On Friday, I wrote about how you should sell more like a reporter.
But that only accounts for the first part of the sale, when you’re working hard to understand your client and their situation.
You’re asking questions, gathering information, and talking to the right people so you can assemble a narrative that connects their present to their future, and how you can help them achieve it.
That’s really two separate things that need to be done:
- What is: investigative reporting, whereby you gather information in an effort to understand, clarify, and report back
- What could be: editorial, whereby you interpret what you’ve learned into a narrative, including normative recommendations, and express an opinion about it

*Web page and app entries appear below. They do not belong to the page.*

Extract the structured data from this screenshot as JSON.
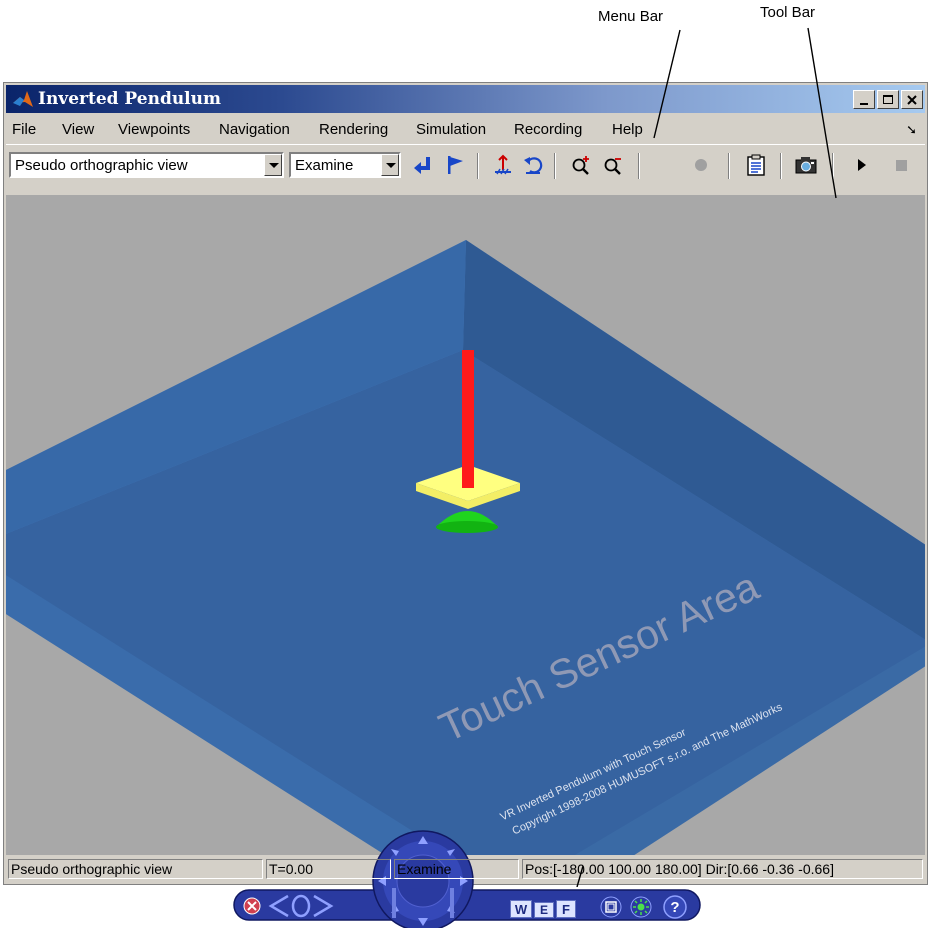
{
  "annotations": {
    "menu_bar": "Menu Bar",
    "tool_bar": "Tool Bar"
  },
  "window": {
    "title": "Inverted Pendulum",
    "controls": [
      "minimize-icon",
      "maximize-icon",
      "close-icon"
    ]
  },
  "menu": {
    "items": [
      "File",
      "View",
      "Viewpoints",
      "Navigation",
      "Rendering",
      "Simulation",
      "Recording",
      "Help"
    ]
  },
  "toolbar": {
    "viewpoint_select": "Pseudo orthographic view",
    "navigation_select": "Examine",
    "buttons": [
      "return-icon",
      "flag-icon",
      "straighten-icon",
      "undo-move-icon",
      "zoom-in-icon",
      "zoom-out-icon",
      "record-icon",
      "clipboard-icon",
      "camera-icon",
      "play-icon",
      "stop-icon"
    ]
  },
  "scene": {
    "sensor_label": "Touch Sensor Area",
    "line1": "VR Inverted Pendulum with Touch Sensor",
    "line2": "Copyright 1998-2008 HUMUSOFT s.r.o. and The MathWorks",
    "colors": {
      "platform": "#4a7fc0",
      "floor": "#3663a0",
      "pendulum": "#ff1a1a",
      "base": "#ffff80",
      "cone": "#22dd22",
      "background": "#a8a8a8"
    }
  },
  "navpanel": {
    "buttons": [
      "W",
      "E",
      "F"
    ],
    "icons": [
      "close-icon",
      "left-arrow-icon",
      "turn-icon",
      "right-arrow-icon",
      "navigation-wheel-icon",
      "straighten-icon",
      "headlight-icon",
      "help-icon"
    ]
  },
  "status": {
    "viewpoint": "Pseudo orthographic view",
    "time": "T=0.00",
    "mode": "Examine",
    "position": "Pos:[-180.00 100.00 180.00] Dir:[0.66 -0.36 -0.66]"
  }
}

The best summary of editorial reporting I’ve ever seen is Vox.com’s tagline: “understand the news.” Editorial pages in newspapers are used to express the opinions of the Editorial Board of the newspaper on important issues. You can’t much have a relationship with your readers if you don’t clearly state who you are and what you believe, because your reporting is influenced by your beliefs.
The news is understood differently by different people. Your underlying worldview underpins any interpretation – or editorial – you create when you’re selling.
In fact, Editorial is called “Opinion” in many newspapers now, which is a much clearer declaration of its purpose: to comment on and interpret the news, often including a discussion of what the future could or should be, based on opinions and facts gathered.
Here’s a recent example of reporting v. editorial from the NY Times:
- March 1, 2019: After Cuomo’s Calls to Amazon, a Flurry of Conversations to Rally Support
- March 3, 2019: Amazon, the Door’s Still Open
The first article is about the complex climate surrounding Amazon’s choice to locate their second headquarters in New York, and later back out of the deal. The second article is an attempt to get Amazon to reconsider their decision, and is from the Editorial Board.
How this applies to your sales process is quite straightforward. Here’s the sales process I recommend, and the roles you need to play along the way:
- Lead: quick qualification to determine if the lead is worth investigating
- Discovery: understand your client’s pain, goals, and value (PGV) like an investigative reporter
- Offer: connect your client’s PGV to your offer, editorializing why your company is especially suited for the work and how you can help your client achieve her goals
- Negotiation: reaching an agreement based on what both parties want in an effort to get the deal done
- Contract: getting a signed document that officially begins your relationship
You don’t need to go to journalism school to be decent enough at sales. All you need to do is understand the different roles you need to play at different stages, and you’ll see an immediate difference in your results.
BTW – I help my clients understand how to find PGV, run the discovery process, and make an offer that resonates in my group sales training program.